The Brexit debate assumes that only highly skilled job vacancies need to be filled
Digital transformation is both an opportunity and a threat
Amazon has just demonstrated the imbalance of power with brazen efficiency
Environmental concerns and evidence of illegally low wages in parts of industry
Platforms focus on remote service sector work — think of eBay for human labour
Britons work harder and faster than French and Germans yet productivity is lower
In every other sector of the economy, performance management is the employer’s job
British employees under more pressure than for quarter of a century, says study
Survey finds banks, brokers and insurers preparing to relocate operations and staff
Local and national policymakers should work harder to connect rural areas to cities
Flexible working is touted as the future but too often resembles an exploitative past
Payday lenders did not target the jobless, but low-paid employees in volatile jobs
Groups, to act fairly, should be representative of those subject to their decisions
Fewer jobless and less migration making vacancies harder to fill, survey shows
Stepping off the hamster wheel occasionally can boost stamina
Don’t let changing tastes obscure the unfair economic blows our generation has taken
Higher wages are not the only, nor the most important, consequence of full employment
Sarah O’Connor’s top reads this week: is WeWork worth $20bn, do bankers earn their pay, and is it ‘you’re’ or ‘your’?
Being on even a more attractive floor is tough if you believe you cannot climb off
British migration policy puts too much emphasis on money instead of human capital
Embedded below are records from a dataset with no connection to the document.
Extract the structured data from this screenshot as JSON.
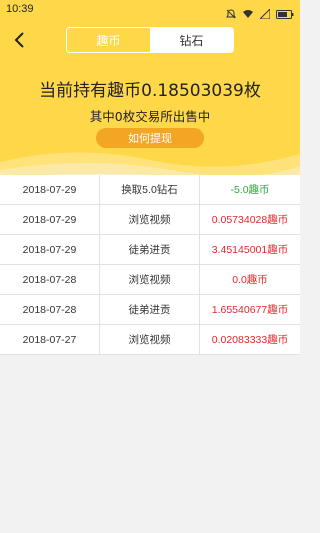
{
  "status_bar": {
    "time": "10:39"
  },
  "colors": {
    "brand_yellow": "#ffd84a",
    "button_orange": "#f3a623",
    "negative_green": "#2ea83a",
    "positive_red": "#e8262b"
  },
  "header": {
    "tabs": [
      {
        "label": "趣币",
        "active": true
      },
      {
        "label": "钻石",
        "active": false
      }
    ],
    "balance_text": "当前持有趣币0.18503039枚",
    "selling_text": "其中0枚交易所出售中",
    "withdraw_label": "如何提现"
  },
  "records": [
    {
      "date": "2018-07-29",
      "type": "换取5.0钻石",
      "amount": "-5.0趣币",
      "sign": "neg"
    },
    {
      "date": "2018-07-29",
      "type": "浏览视频",
      "amount": "0.05734028趣币",
      "sign": "pos"
    },
    {
      "date": "2018-07-29",
      "type": "徒弟进贡",
      "amount": "3.45145001趣币",
      "sign": "pos"
    },
    {
      "date": "2018-07-28",
      "type": "浏览视频",
      "amount": "0.0趣币",
      "sign": "pos"
    },
    {
      "date": "2018-07-28",
      "type": "徒弟进贡",
      "amount": "1.65540677趣币",
      "sign": "pos"
    },
    {
      "date": "2018-07-27",
      "type": "浏览视频",
      "amount": "0.02083333趣币",
      "sign": "pos"
    }
  ]
}
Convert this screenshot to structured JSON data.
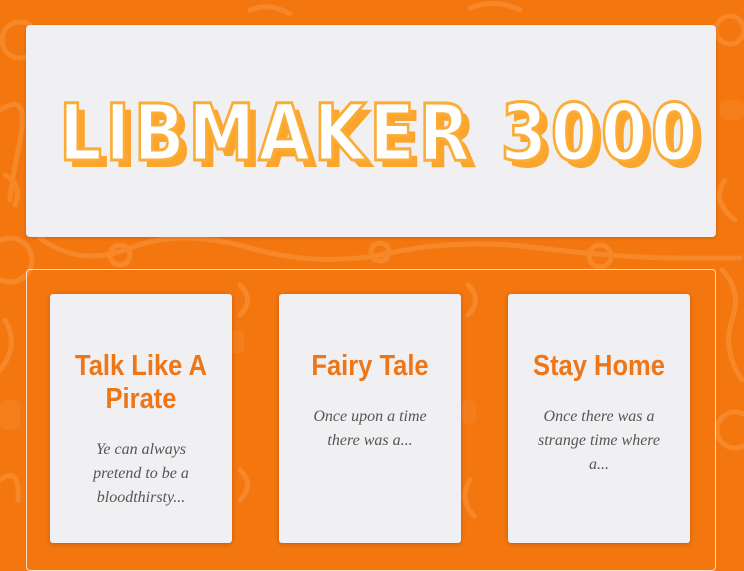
{
  "colors": {
    "background": "#f3760f",
    "card_background": "#f0eff2",
    "title_orange": "#ee7616",
    "logo_orange": "#fba52c"
  },
  "hero": {
    "logo_text": "LIBMAKER 3000"
  },
  "cards": [
    {
      "title": "Talk Like A Pirate",
      "description": "Ye can always pretend to be a bloodthirsty..."
    },
    {
      "title": "Fairy Tale",
      "description": "Once upon a time there was a..."
    },
    {
      "title": "Stay Home",
      "description": "Once there was a strange time where a..."
    }
  ]
}
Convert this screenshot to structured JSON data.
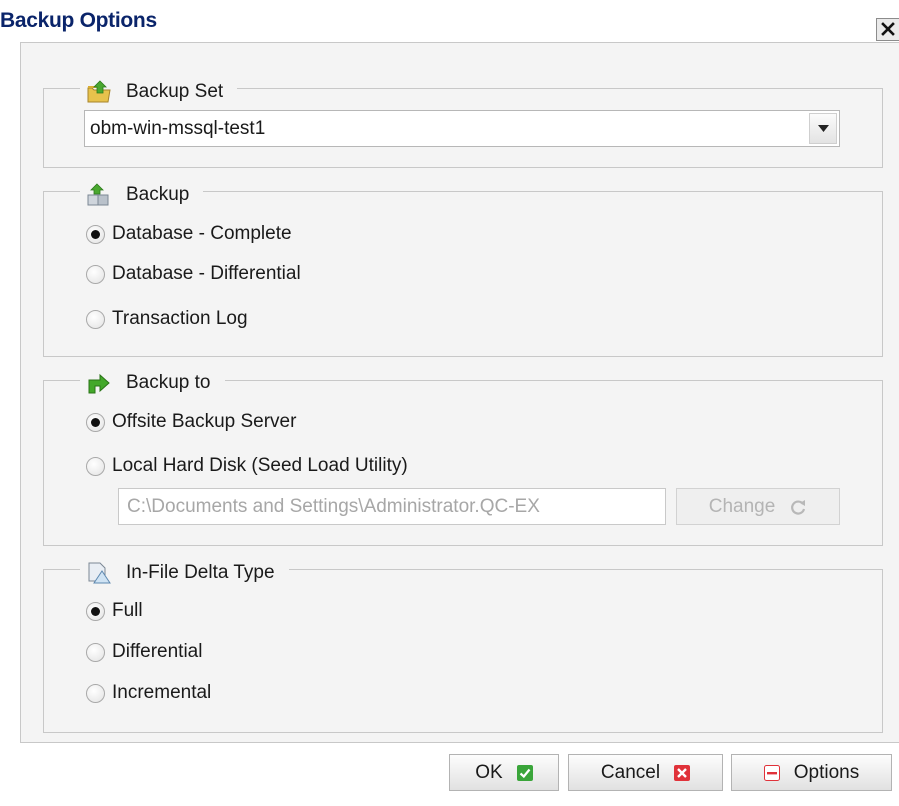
{
  "window": {
    "title": "Backup Options",
    "close_glyph": "✕"
  },
  "backup_set": {
    "title": "Backup Set",
    "icon": "folder-upload-icon",
    "selected": "obm-win-mssql-test1"
  },
  "backup": {
    "title": "Backup",
    "icon": "backup-boxes-icon",
    "options": [
      {
        "label": "Database - Complete",
        "checked": true
      },
      {
        "label": "Database - Differential",
        "checked": false
      },
      {
        "label": "Transaction Log",
        "checked": false
      }
    ]
  },
  "backup_to": {
    "title": "Backup to",
    "icon": "green-arrow-icon",
    "options": [
      {
        "label": "Offsite Backup Server",
        "checked": true
      },
      {
        "label": "Local Hard Disk (Seed Load Utility)",
        "checked": false
      }
    ],
    "path_value": "C:\\Documents and Settings\\Administrator.QC-EX",
    "change_label": "Change"
  },
  "delta": {
    "title": "In-File Delta Type",
    "icon": "delta-file-icon",
    "options": [
      {
        "label": "Full",
        "checked": true
      },
      {
        "label": "Differential",
        "checked": false
      },
      {
        "label": "Incremental",
        "checked": false
      }
    ]
  },
  "buttons": {
    "ok": "OK",
    "cancel": "Cancel",
    "options": "Options"
  },
  "colors": {
    "title_text": "#0a246a",
    "panel_bg": "#f4f4f4",
    "ok_green": "#3aa53a",
    "cancel_red": "#e0323a"
  }
}
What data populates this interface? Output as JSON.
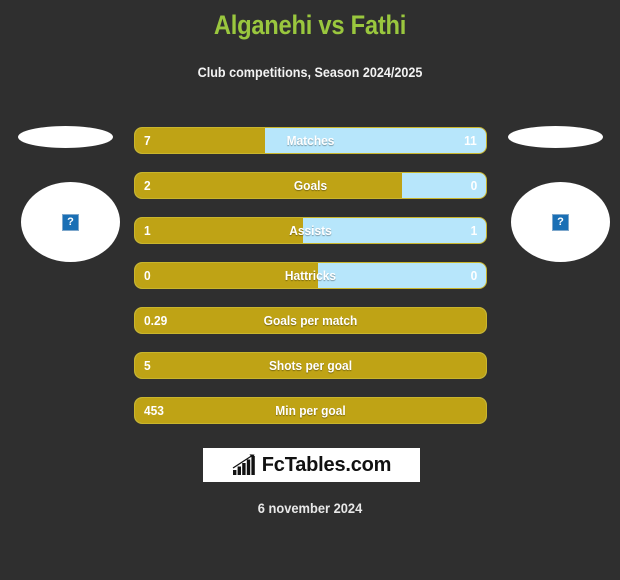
{
  "header": {
    "title": "Alganehi vs Fathi",
    "subtitle": "Club competitions, Season 2024/2025",
    "title_color": "#9ac73e"
  },
  "avatars": {
    "left": {
      "name": "home-team-avatar",
      "placeholder_glyph": "?"
    },
    "right": {
      "name": "away-team-avatar",
      "placeholder_glyph": "?"
    }
  },
  "colors": {
    "background": "#2f2f2f",
    "home_bar": "#bfa315",
    "away_bar": "#b7e6fb",
    "bar_border": "#c9b52c",
    "text": "#ffffff"
  },
  "chart_data": {
    "type": "bar",
    "title": "Alganehi vs Fathi",
    "subtitle": "Club competitions, Season 2024/2025",
    "orientation": "horizontal-diverging",
    "series": [
      {
        "name": "Alganehi",
        "color": "#bfa315"
      },
      {
        "name": "Fathi",
        "color": "#b7e6fb"
      }
    ],
    "rows": [
      {
        "label": "Matches",
        "home": "7",
        "away": "11",
        "home_pct": 37,
        "dual": true
      },
      {
        "label": "Goals",
        "home": "2",
        "away": "0",
        "home_pct": 76,
        "dual": true
      },
      {
        "label": "Assists",
        "home": "1",
        "away": "1",
        "home_pct": 48,
        "dual": true
      },
      {
        "label": "Hattricks",
        "home": "0",
        "away": "0",
        "home_pct": 52,
        "dual": true
      },
      {
        "label": "Goals per match",
        "home": "0.29",
        "away": "",
        "home_pct": 100,
        "dual": false
      },
      {
        "label": "Shots per goal",
        "home": "5",
        "away": "",
        "home_pct": 100,
        "dual": false
      },
      {
        "label": "Min per goal",
        "home": "453",
        "away": "",
        "home_pct": 100,
        "dual": false
      }
    ]
  },
  "footer": {
    "logo_text": "FcTables.com",
    "logo_icon": "bar-chart-arrow-icon",
    "date": "6 november 2024"
  }
}
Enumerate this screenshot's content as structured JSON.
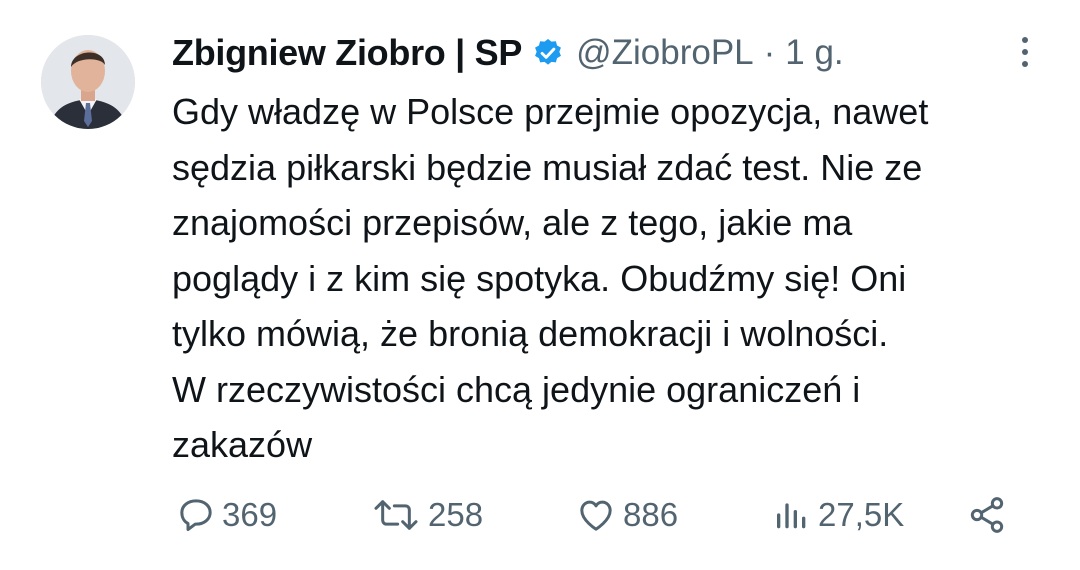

When suppliers have few options, employees have fewer still
In parts of Leicester, workers are paid as little as £3.50 an hour. Why is no one being held responsible?